In 2018, investigative journalists and NUJ members Trevor Birney and Barry McCaffrey were arrested for allegedly stealing a confidential report from the office of the Police Ombudsman for Northern Ireland. The document in question had been leaked to them by an anonymous source, and it contained investigative material about the killing of six men in Loughinisland, Northern Ireland, in 1994 – including proof of an existing connection between the gunmen and the police. The two journalists were questioned for 14 hours, and their homes were raided. On 31st May 2019, the High Court in Belfast quashed the warrants against them. On 10 July 2020, the court released a judgment where it set out the reasons.
According to the report, a search warrant against Birney and McCaffrey was granted by Judge Rafferty in 2018 as part of an investigation called "Operation Yurta." However, under the Police and Criminal Evidence (PACE) legislation, only production orders can be issued against journalists.
The judge has now found that the journalists were only rightfully protecting their sources, and concluded that : "We see no overriding requirement in the public interest which could have justified an interference with the protection of journalistic sources in this case."
The NUJ celebrated the release of this judgment as a victory for the union's ethical code of conduct and for all journalists who protect their sources against pressures. https://twitter.com/NUJofficial/status/1281608726428950537
NUJ General Secretary Michelle Stanistreet said: "Journalists must not be treated as criminals, they must not have their homes and offices raided, simply for doing their jobs.

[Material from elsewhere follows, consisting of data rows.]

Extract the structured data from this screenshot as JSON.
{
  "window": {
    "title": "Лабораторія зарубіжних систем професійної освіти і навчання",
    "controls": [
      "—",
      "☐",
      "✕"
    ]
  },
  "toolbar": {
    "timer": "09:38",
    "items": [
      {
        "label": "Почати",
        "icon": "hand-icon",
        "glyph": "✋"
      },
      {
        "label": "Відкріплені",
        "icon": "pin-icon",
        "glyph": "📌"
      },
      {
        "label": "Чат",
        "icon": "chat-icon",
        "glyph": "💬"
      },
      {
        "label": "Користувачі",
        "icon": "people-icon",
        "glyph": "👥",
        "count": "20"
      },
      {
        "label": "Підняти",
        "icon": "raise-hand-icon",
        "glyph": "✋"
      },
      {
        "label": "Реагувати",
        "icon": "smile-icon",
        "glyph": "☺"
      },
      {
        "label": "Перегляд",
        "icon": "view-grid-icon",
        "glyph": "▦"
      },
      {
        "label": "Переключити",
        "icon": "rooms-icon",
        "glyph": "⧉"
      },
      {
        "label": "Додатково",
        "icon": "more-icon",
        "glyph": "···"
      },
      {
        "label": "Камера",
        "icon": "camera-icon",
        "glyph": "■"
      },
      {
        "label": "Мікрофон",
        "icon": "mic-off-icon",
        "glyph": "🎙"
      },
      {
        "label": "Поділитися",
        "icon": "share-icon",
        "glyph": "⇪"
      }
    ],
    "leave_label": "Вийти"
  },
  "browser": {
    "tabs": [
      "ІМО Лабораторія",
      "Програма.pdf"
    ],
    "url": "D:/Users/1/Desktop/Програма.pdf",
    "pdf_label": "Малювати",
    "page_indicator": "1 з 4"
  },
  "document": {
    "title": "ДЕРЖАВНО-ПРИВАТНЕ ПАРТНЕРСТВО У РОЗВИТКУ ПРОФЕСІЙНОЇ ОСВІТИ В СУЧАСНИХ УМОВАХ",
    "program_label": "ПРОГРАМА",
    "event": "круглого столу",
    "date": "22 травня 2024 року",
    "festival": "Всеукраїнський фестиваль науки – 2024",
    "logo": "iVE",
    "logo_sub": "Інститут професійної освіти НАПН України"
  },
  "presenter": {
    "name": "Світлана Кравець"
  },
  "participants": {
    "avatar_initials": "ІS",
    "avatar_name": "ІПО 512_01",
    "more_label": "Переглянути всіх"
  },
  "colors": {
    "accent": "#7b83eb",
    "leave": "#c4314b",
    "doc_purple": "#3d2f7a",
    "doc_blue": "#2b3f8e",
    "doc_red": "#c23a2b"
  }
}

This judgment comes at a time when journalism is in crisis and our society is in turmoil. This judgment is good news for democracy and it sends a clear signal to the authorities and to all those working to serve the public interest with quality, investigative journalism. The union would like to thank everyone who offered their support for this campaign and offered vital solidarity to Barry and Trevor who have been put through an unnecessary and traumatic ordeal."
IFJ General Secretary Anthony Bellanger said: "It is very encouraging to hear that the Court has recognised and defended journalism's professional values against intimidation and abuse of the law. With its decision, the Court has reaffirmed that the protection of journalists' source is at the heart of journalism."